Excerpts from an interface dataset
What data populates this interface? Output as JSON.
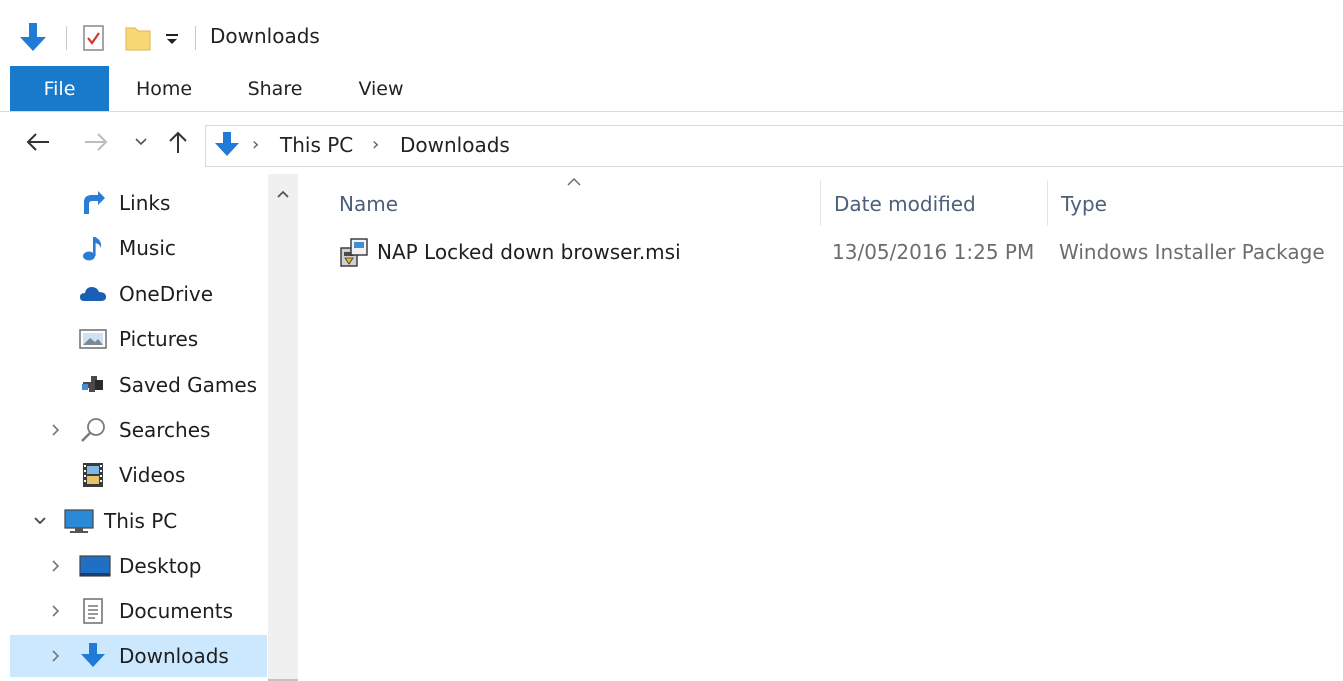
{
  "window": {
    "title": "Downloads"
  },
  "ribbon": {
    "tabs": [
      {
        "label": "File"
      },
      {
        "label": "Home"
      },
      {
        "label": "Share"
      },
      {
        "label": "View"
      }
    ]
  },
  "address": {
    "crumbs": [
      "This PC",
      "Downloads"
    ]
  },
  "nav": {
    "items": [
      {
        "label": "Links",
        "icon": "links-icon"
      },
      {
        "label": "Music",
        "icon": "music-icon"
      },
      {
        "label": "OneDrive",
        "icon": "onedrive-icon"
      },
      {
        "label": "Pictures",
        "icon": "pictures-icon"
      },
      {
        "label": "Saved Games",
        "icon": "saved-games-icon"
      },
      {
        "label": "Searches",
        "icon": "searches-icon"
      },
      {
        "label": "Videos",
        "icon": "videos-icon"
      },
      {
        "label": "This PC",
        "icon": "this-pc-icon"
      },
      {
        "label": "Desktop",
        "icon": "desktop-icon"
      },
      {
        "label": "Documents",
        "icon": "documents-icon"
      },
      {
        "label": "Downloads",
        "icon": "downloads-icon"
      }
    ]
  },
  "columns": {
    "name": "Name",
    "date": "Date modified",
    "type": "Type"
  },
  "files": [
    {
      "name": "NAP Locked down browser.msi",
      "date": "13/05/2016 1:25 PM",
      "type": "Windows Installer Package"
    }
  ],
  "colors": {
    "accent": "#1979ca",
    "selection": "#cce8ff",
    "header_text": "#4c607a"
  }
}
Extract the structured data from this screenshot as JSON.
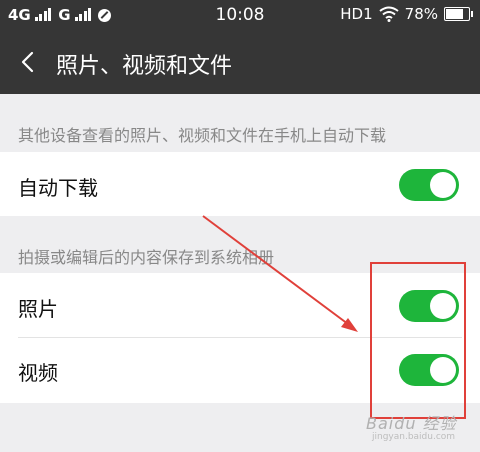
{
  "status_bar": {
    "network1": "4G",
    "network2": "G",
    "time": "10:08",
    "hd": "HD1",
    "battery_level": "78%"
  },
  "nav": {
    "title": "照片、视频和文件"
  },
  "section1": {
    "header": "其他设备查看的照片、视频和文件在手机上自动下载",
    "items": [
      {
        "label": "自动下载",
        "enabled": true
      }
    ]
  },
  "section2": {
    "header": "拍摄或编辑后的内容保存到系统相册",
    "items": [
      {
        "label": "照片",
        "enabled": true
      },
      {
        "label": "视频",
        "enabled": true
      }
    ]
  },
  "watermark": {
    "text": "Baidu 经验",
    "sub": "jingyan.baidu.com"
  },
  "colors": {
    "bar": "#363636",
    "toggle_on": "#1eb53b",
    "annotation": "#e0403a"
  }
}
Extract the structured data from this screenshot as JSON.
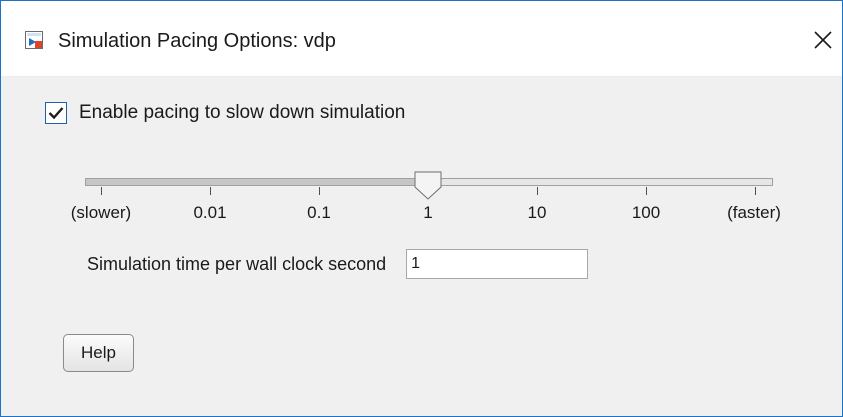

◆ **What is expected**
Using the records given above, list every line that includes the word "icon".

◆ **Task response**
        "icon": "links-icon"
        "icon": "music-icon"
        "icon": "onedrive-icon"
        "icon": "pictures-icon"
        "icon": "saved-games-icon"
        "icon": "searches-icon"
        "icon": "videos-icon"
        "icon": "this-pc-icon"
        "icon": "desktop-icon"
        "icon": "documents-icon"
        "icon": "downloads-icon"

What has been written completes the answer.